Alternative energy will take an eternity to get here. We (in the US) will find a way to delay the establishment of an energy policy for an inconceivably long period of time, while the biosphere continues its path of slow but rapidly accelerating degradation.
Those of us who have worked to make clean energy happen in a timely fashion will eventually be crushed like grapes financially, caused by 10-or-so different types of government subsidies that make oil artificially cheap and renewable energy uncompetitive with fossil fuels. Eventually, most of us will be gone; they will have made it rain longer than we could tread water. In posterity, we’ll come to be regarded as pathetic “do-gooders” or quaint, historic relics, “regrettably ahead of their time.”
But finally (presuming we still have a planet that supports life, with a bit of clean water to drink, etc.) when the energy giants have determined how they can dominate this new landscape, we’ll have abundant clean energy, generated and delivered profitably and without undue competition — and the traditional energy people will have succeded in their quest to make their next great fortune.
Oh, but what’s this I see? Is there, in fact, something unforeseen and incredibly dramatic that might happen? A grassroots uprising? People as furious with our lame approach to energy as they were to the Vietnam War 40 years ago? Henry Kissinger said recently, “If it weren’t for the loathing that the common American had for the war, we’d still be there.” I suppose public outcry actually could make a difference ….
But …. oh, rats. The crystal has gone dark. That’s all for now.

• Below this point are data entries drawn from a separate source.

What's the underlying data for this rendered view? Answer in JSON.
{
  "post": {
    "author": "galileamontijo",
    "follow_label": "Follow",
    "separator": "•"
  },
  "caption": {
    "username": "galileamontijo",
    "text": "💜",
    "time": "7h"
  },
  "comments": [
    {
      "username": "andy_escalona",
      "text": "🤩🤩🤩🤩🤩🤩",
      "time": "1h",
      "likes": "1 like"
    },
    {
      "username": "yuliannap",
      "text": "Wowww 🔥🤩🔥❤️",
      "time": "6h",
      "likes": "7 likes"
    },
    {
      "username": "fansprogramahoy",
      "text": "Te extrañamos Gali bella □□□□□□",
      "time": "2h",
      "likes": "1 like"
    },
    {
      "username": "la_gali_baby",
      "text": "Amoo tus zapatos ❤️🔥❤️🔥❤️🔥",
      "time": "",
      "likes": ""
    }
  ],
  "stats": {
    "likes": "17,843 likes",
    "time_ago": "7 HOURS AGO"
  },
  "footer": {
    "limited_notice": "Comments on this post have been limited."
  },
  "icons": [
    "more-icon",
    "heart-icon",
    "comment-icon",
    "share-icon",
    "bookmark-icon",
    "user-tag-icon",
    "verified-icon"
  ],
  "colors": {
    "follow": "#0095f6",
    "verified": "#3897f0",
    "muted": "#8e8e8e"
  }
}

Sorry to be a bit indecisive, but I see a future that could go either way. Perhaps what the crystal is telling me is that our energy future is not a matter of fate. Rather, it lies in our own hands.